“This makes this technology more reliable, less prone to wear and tear and less prone to corrosion,” he says.
Keep an eye on safety
In 2011, a worker lost a toe after his foot was caught in a pinch point between a liftgate and the body of the truck while loading for delivery. In 2013, a truck driver sustained serious personal injuries when the truck’s liftgate malfunctioned. In recent months, a driver was hurt after striking a trailer with its liftgate deployed. Safety must be top of mind whenever liftgates are used, particularly in last-mile deliveries in residential neighborhoods or busy urban areas.
Walker encourages fleets to put flashing LED lights and signage on liftgates to make them more visible. Adding traction to the liftgate platform can provide grip that prevents slips and falls as the trailer is loaded and unloaded. Platforms with ridges and knurling provide grip in both directions. Adding grip handles can further boost worker stability on the platform.
Finally, Griessner points out it behooves fleet operators to ensure they do as much as possible to prevent the possibility of a hand, finger or foot getting caught in a liftgate’s hydraulic components. He recommends barriers over any moving points in the hydraulic system and safety railings to prevent falls.
“We offer a technology called Smartspace, where the lifting platform stops 1/8 of an inch before it hits the floor, so if someone’s hand was on the threshold of the truck, their fingers would not get pinched,” he says.
With the right liftgate on a truck, fleets can meet the challenges presented by last-mile logistics head on, and deliver products reliably, efficiently and safely to city streets and residential driveways.

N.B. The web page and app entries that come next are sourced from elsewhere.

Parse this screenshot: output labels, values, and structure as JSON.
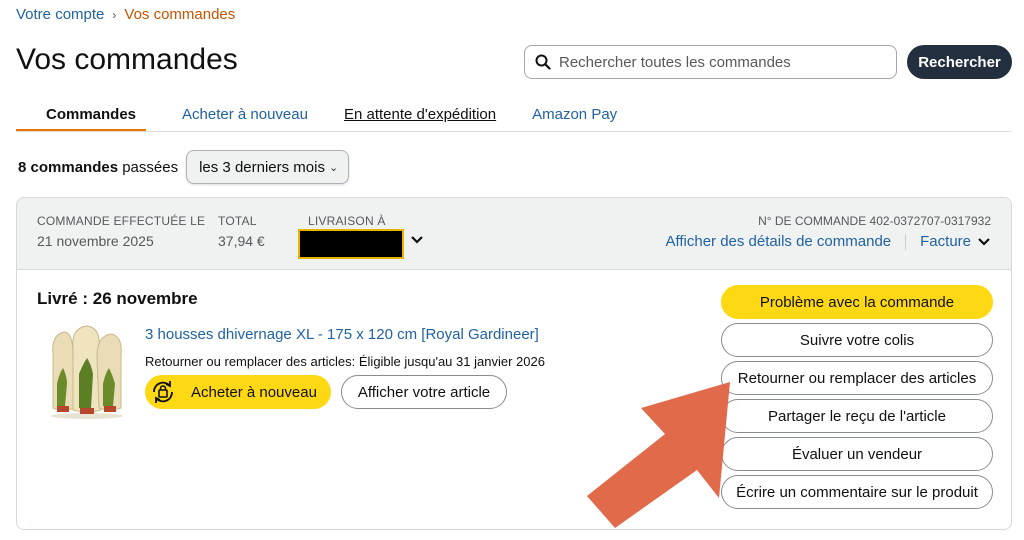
{
  "breadcrumb": {
    "account": "Votre compte",
    "current": "Vos commandes"
  },
  "page_title": "Vos commandes",
  "search": {
    "placeholder": "Rechercher toutes les commandes",
    "button_label": "Rechercher"
  },
  "tabs": [
    {
      "label": "Commandes"
    },
    {
      "label": "Acheter à nouveau"
    },
    {
      "label": "En attente d'expédition"
    },
    {
      "label": "Amazon Pay"
    }
  ],
  "filter": {
    "count": "8 commandes",
    "suffix": " passées",
    "period": "les 3 derniers mois"
  },
  "order": {
    "placed_label": "COMMANDE EFFECTUÉE LE",
    "placed_date": "21 novembre 2025",
    "total_label": "TOTAL",
    "total_value": "37,94 €",
    "ship_label": "LIVRAISON À",
    "number_text": "N° DE COMMANDE 402-0372707-0317932",
    "details_link": "Afficher des détails de commande",
    "invoice_link": "Facture",
    "status": "Livré : 26 novembre",
    "product_title": "3 housses dhivernage XL - 175 x 120 cm [Royal Gardineer]",
    "return_note": "Retourner ou remplacer des articles: Éligible jusqu'au 31 janvier 2026",
    "buy_again": "Acheter à nouveau",
    "view_item": "Afficher votre article"
  },
  "actions": [
    "Problème avec la commande",
    "Suivre votre colis",
    "Retourner ou remplacer des articles",
    "Partager le reçu de l'article",
    "Évaluer un vendeur",
    "Écrire un commentaire sur le produit"
  ],
  "colors": {
    "link": "#2162a1",
    "accent_orange": "#c45500",
    "yellow": "#ffd814",
    "dark": "#232f3e",
    "arrow": "#e06a4a"
  }
}
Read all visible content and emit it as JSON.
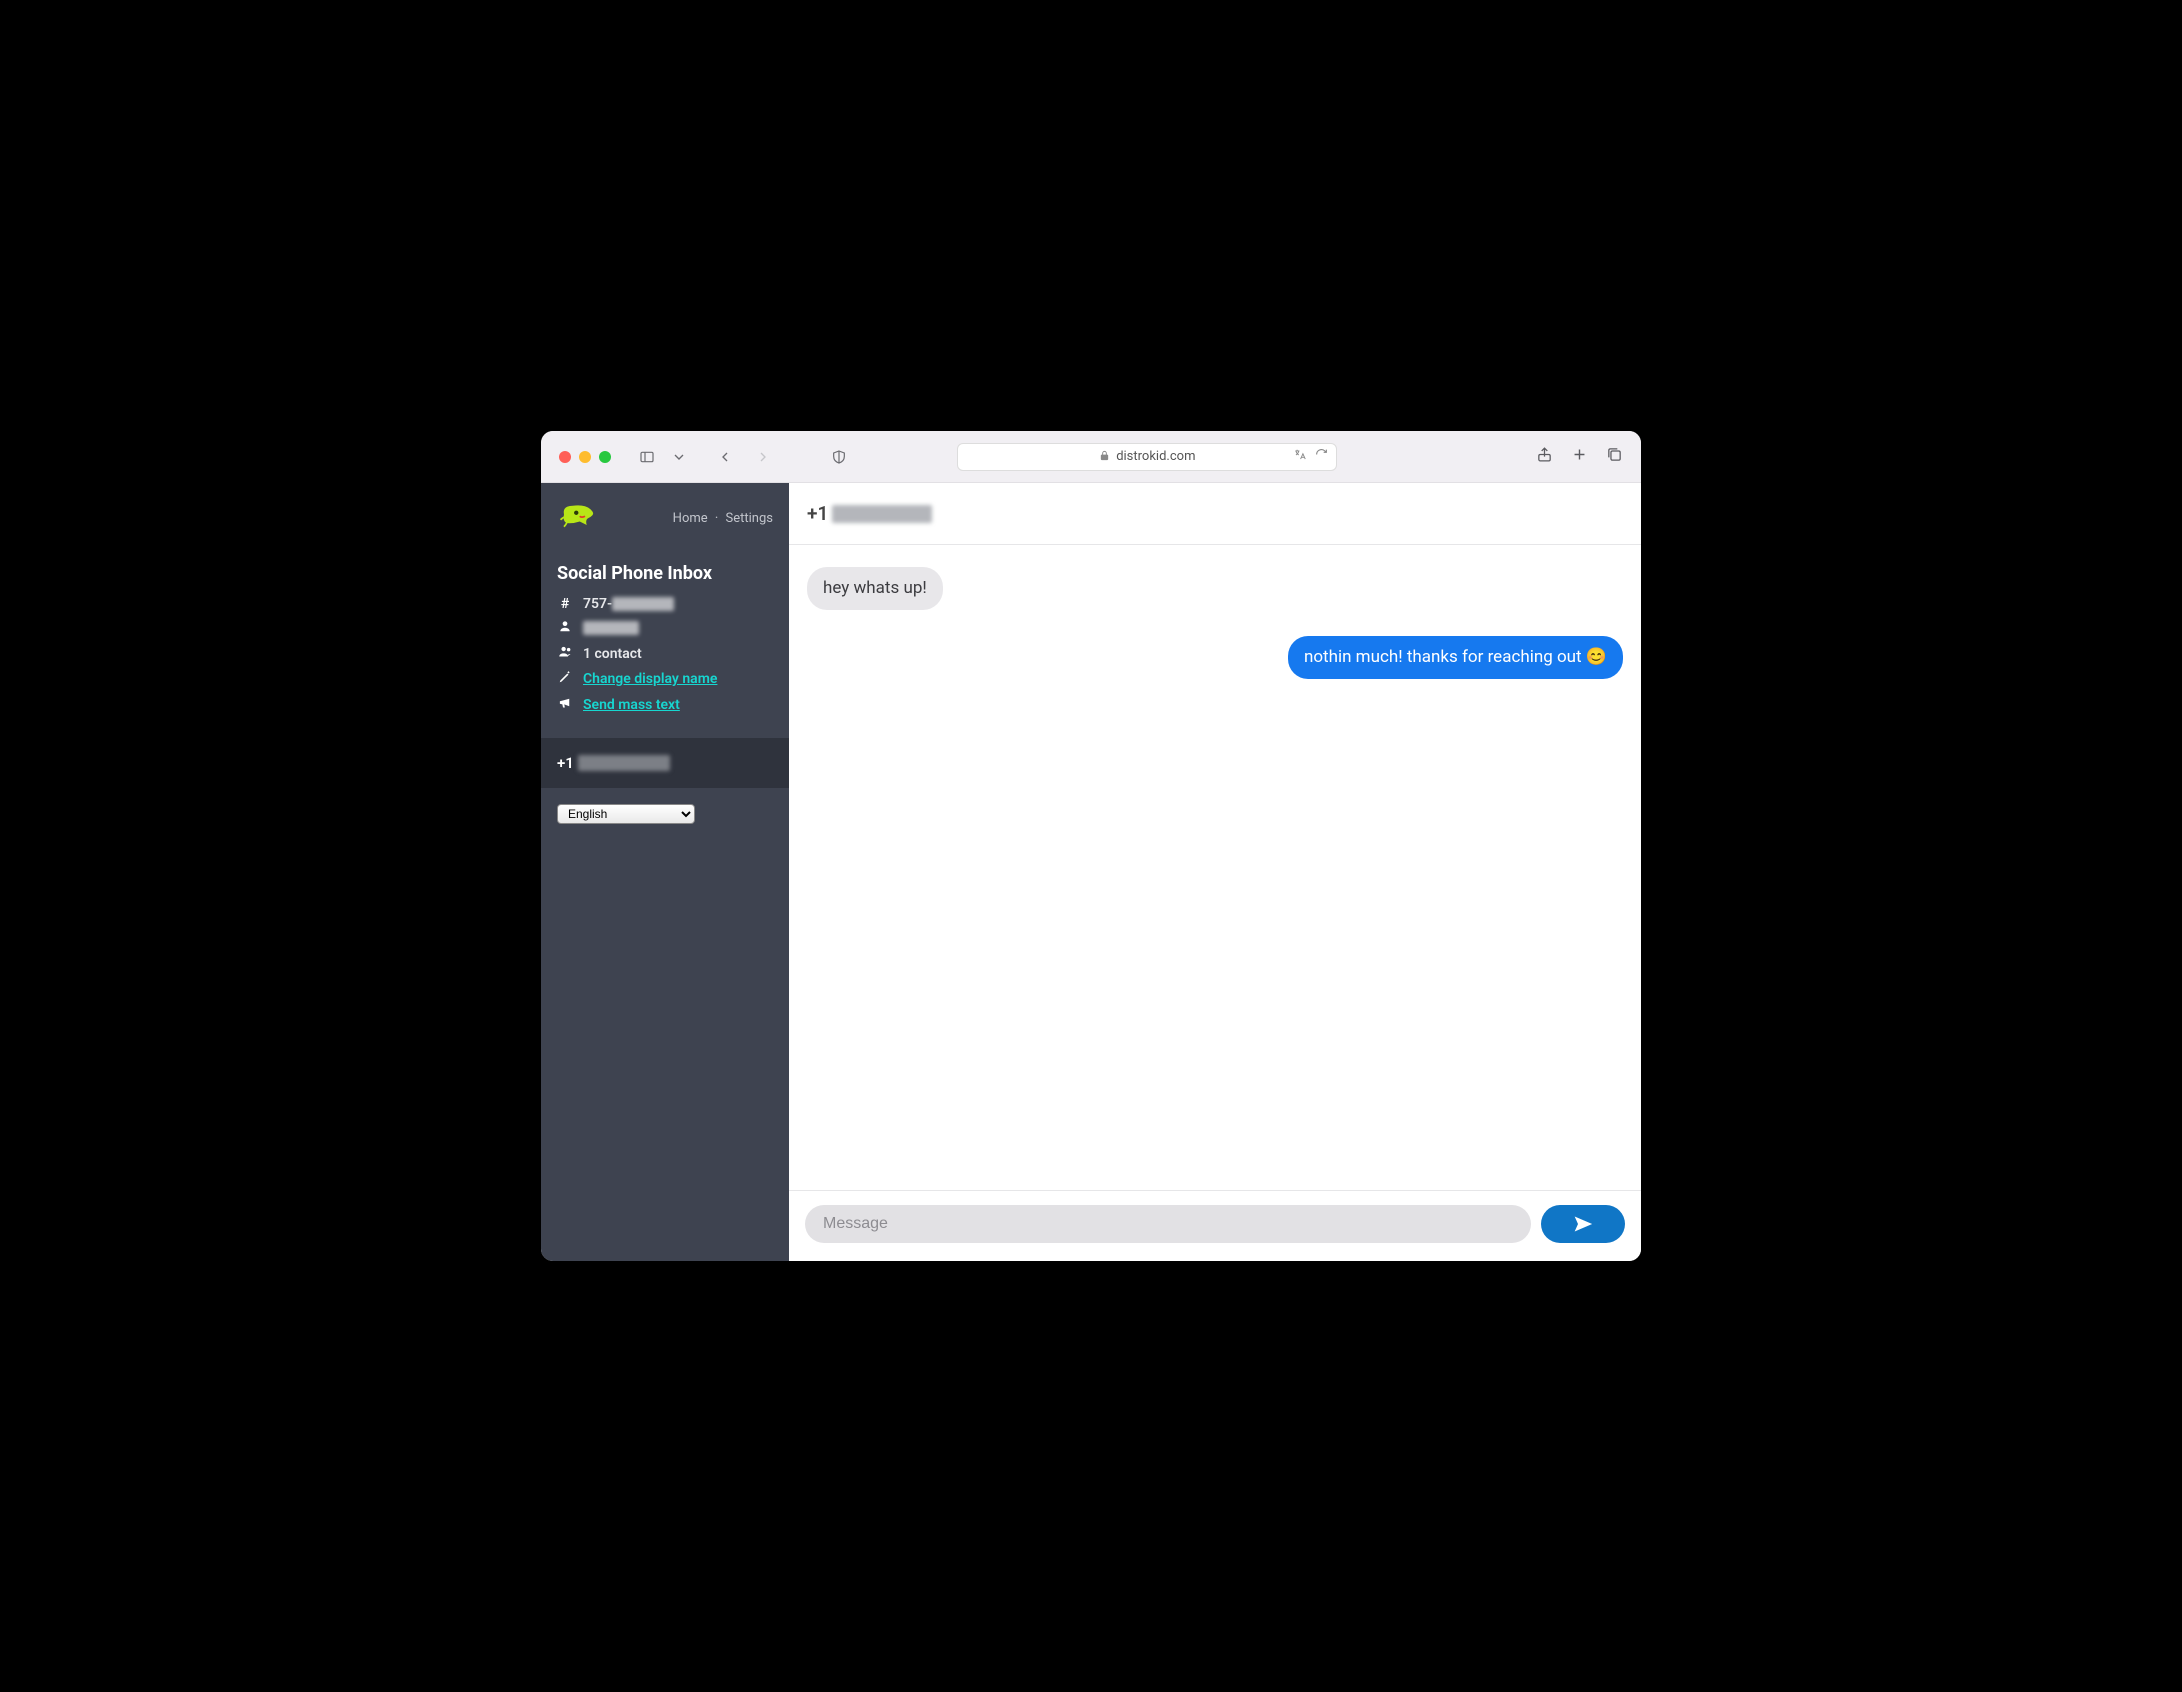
{
  "browser": {
    "domain": "distrokid.com"
  },
  "sidebar": {
    "nav": {
      "home": "Home",
      "settings": "Settings"
    },
    "title": "Social Phone Inbox",
    "phone_prefix": "757-",
    "contacts_count": "1 contact",
    "change_name": "Change display name",
    "mass_text": "Send mass text",
    "contact_prefix": "+1",
    "language": "English"
  },
  "header": {
    "number_prefix": "+1"
  },
  "messages": {
    "incoming_0": "hey whats up!",
    "outgoing_0": "nothin much! thanks for reaching out 😊"
  },
  "composer": {
    "placeholder": "Message"
  }
}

Ronnie Garrett is a freelance writer based in Fort Atkinson, Wisconsin, who writes about a variety of topics, including supply chain and logistics.
Originally posted on Trucking Info